* [Exercise directions]:
Only the lines of the data holding the string "legend" need to be returned.
<<<<
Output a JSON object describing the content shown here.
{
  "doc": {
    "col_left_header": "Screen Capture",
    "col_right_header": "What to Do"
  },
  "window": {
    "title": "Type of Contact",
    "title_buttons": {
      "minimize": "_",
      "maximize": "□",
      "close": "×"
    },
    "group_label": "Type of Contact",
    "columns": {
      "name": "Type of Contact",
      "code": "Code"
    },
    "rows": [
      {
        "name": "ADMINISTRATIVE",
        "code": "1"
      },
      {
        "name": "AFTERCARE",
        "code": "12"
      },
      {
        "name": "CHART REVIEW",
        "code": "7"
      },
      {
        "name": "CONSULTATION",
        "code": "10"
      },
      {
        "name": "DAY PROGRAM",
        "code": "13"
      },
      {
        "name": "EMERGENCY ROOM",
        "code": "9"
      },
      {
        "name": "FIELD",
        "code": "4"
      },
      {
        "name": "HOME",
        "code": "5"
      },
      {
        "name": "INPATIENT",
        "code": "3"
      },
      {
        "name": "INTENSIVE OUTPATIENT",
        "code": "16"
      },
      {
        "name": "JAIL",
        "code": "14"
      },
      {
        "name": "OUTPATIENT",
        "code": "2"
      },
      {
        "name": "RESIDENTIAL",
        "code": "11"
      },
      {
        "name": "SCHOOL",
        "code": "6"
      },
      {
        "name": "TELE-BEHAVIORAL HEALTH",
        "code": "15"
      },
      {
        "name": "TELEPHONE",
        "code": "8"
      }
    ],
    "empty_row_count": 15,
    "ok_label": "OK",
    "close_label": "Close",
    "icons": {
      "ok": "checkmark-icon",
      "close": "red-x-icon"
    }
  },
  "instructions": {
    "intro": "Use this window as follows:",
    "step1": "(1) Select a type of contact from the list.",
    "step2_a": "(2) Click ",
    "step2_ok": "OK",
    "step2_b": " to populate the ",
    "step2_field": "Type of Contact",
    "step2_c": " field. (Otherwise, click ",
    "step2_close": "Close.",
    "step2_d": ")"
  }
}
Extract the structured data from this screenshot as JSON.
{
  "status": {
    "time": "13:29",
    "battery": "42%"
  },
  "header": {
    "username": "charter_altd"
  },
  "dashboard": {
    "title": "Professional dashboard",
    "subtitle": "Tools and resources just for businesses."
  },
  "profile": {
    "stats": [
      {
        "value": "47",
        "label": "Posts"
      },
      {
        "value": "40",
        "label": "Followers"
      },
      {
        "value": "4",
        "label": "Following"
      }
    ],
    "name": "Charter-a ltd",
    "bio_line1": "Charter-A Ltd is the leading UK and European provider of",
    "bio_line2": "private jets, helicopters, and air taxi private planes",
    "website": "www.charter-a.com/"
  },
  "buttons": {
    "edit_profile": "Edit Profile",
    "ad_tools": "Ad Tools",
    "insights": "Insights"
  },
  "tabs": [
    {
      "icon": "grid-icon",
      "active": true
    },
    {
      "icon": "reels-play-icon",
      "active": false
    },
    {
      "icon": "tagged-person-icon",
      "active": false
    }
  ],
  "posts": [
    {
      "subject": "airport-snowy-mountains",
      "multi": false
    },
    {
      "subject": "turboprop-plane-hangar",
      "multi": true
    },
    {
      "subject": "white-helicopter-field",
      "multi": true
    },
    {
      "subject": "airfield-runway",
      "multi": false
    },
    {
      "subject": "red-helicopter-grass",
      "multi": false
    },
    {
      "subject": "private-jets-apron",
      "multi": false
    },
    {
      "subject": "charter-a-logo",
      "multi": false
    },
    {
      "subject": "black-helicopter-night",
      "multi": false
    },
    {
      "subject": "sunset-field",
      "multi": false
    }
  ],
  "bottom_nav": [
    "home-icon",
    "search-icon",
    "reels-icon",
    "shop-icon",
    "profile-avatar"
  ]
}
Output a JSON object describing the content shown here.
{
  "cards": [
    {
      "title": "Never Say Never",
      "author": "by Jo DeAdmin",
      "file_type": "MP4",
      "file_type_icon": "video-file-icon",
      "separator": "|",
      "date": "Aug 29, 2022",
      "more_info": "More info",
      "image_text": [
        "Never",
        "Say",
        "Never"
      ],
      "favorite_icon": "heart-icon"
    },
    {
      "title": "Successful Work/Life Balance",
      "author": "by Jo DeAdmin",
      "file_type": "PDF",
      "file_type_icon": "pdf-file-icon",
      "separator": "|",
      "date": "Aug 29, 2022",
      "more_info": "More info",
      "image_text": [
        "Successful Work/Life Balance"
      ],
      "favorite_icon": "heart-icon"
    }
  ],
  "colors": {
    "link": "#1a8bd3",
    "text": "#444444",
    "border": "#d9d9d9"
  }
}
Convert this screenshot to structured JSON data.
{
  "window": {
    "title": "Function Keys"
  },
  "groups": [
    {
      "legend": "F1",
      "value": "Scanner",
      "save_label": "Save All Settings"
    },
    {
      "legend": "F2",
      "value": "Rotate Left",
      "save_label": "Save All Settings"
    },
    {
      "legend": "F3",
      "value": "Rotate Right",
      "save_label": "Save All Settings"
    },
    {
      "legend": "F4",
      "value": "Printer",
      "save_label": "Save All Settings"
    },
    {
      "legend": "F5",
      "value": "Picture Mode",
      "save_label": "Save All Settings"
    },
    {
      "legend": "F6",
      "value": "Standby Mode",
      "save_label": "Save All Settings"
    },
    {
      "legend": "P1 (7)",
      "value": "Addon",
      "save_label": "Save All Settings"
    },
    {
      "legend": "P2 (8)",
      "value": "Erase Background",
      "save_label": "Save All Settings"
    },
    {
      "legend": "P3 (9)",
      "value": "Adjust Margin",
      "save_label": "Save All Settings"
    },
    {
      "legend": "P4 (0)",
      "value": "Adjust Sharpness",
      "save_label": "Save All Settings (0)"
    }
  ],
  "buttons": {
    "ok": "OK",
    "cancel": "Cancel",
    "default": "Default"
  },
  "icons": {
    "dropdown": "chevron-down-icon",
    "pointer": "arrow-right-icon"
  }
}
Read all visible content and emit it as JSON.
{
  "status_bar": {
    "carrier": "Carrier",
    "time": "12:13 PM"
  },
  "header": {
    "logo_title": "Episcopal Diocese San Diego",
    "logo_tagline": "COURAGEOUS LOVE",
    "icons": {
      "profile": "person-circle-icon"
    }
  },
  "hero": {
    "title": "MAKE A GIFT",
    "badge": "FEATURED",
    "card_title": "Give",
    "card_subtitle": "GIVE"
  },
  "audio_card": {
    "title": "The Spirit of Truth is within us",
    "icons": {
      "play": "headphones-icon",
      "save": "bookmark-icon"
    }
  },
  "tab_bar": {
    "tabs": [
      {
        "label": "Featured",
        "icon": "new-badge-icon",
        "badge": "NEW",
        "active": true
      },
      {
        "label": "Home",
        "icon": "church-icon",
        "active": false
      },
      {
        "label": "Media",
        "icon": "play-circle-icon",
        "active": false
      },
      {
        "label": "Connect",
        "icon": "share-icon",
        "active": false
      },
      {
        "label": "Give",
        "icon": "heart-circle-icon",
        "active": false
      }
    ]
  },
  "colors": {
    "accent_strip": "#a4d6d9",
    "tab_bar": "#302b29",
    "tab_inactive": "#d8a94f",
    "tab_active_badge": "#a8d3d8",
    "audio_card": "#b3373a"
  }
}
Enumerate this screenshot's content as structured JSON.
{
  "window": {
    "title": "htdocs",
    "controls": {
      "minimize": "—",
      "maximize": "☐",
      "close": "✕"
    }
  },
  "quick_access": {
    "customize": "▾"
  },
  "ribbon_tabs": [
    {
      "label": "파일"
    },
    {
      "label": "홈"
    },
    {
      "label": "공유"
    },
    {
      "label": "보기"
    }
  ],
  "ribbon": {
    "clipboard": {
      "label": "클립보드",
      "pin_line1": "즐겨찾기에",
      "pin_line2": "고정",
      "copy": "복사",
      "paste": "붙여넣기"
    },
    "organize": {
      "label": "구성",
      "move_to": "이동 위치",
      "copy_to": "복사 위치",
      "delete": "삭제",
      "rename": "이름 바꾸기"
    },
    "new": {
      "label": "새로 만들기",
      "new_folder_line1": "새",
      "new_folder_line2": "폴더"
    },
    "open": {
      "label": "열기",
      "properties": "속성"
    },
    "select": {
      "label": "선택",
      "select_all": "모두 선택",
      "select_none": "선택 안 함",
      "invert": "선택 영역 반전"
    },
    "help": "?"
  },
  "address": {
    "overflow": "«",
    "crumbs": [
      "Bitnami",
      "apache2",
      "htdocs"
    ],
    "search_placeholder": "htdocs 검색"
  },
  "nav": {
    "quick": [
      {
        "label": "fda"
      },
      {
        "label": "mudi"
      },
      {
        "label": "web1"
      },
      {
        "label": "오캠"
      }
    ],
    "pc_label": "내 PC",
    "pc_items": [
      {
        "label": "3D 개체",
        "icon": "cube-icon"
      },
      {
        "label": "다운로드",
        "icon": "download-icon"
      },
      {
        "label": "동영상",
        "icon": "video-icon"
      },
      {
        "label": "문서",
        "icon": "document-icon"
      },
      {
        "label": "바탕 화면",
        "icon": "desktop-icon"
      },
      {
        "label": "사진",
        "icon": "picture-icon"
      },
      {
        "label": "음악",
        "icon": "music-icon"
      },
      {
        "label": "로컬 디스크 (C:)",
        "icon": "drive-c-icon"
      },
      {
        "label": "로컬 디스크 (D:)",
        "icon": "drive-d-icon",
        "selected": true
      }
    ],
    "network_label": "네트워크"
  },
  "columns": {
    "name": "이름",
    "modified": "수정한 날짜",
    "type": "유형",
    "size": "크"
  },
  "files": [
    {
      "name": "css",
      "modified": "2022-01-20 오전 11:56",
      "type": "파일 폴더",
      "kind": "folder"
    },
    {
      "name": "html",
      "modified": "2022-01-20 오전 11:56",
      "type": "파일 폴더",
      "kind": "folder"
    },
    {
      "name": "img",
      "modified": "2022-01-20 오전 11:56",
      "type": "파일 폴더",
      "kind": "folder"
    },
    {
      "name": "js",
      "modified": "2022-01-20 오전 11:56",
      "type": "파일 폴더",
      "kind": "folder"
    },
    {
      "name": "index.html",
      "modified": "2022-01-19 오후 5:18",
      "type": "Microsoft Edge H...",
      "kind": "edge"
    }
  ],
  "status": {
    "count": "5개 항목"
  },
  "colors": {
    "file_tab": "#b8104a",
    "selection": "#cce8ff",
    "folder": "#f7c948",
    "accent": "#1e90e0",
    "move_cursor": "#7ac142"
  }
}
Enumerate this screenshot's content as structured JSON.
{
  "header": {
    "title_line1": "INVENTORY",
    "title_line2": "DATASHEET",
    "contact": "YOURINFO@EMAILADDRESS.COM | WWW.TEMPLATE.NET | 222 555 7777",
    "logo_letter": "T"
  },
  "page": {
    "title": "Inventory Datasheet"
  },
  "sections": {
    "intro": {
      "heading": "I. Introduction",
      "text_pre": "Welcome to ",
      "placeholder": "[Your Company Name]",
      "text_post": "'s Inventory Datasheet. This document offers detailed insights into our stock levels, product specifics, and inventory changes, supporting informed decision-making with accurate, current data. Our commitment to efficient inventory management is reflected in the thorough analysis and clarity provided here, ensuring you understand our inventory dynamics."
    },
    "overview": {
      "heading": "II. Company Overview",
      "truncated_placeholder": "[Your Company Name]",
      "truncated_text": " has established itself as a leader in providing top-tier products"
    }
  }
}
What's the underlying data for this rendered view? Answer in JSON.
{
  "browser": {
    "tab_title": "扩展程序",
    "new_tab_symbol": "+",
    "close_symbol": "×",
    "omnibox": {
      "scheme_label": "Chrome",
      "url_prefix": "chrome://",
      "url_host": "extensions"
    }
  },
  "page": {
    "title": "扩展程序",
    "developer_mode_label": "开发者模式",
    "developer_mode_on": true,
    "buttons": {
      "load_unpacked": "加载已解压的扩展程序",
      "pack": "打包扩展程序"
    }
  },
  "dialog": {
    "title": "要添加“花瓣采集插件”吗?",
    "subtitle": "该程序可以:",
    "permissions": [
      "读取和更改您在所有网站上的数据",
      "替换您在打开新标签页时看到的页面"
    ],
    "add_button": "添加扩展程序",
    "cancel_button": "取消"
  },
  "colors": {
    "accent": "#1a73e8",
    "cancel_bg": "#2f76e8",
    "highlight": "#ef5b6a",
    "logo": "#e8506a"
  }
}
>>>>
* [Written response]:
      "legend": "F1",
      "legend": "F2",
      "legend": "F3",
      "legend": "F4",
      "legend": "F5",
      "legend": "F6",
      "legend": "P1 (7)",
      "legend": "P2 (8)",
      "legend": "P3 (9)",
      "legend": "P4 (0)",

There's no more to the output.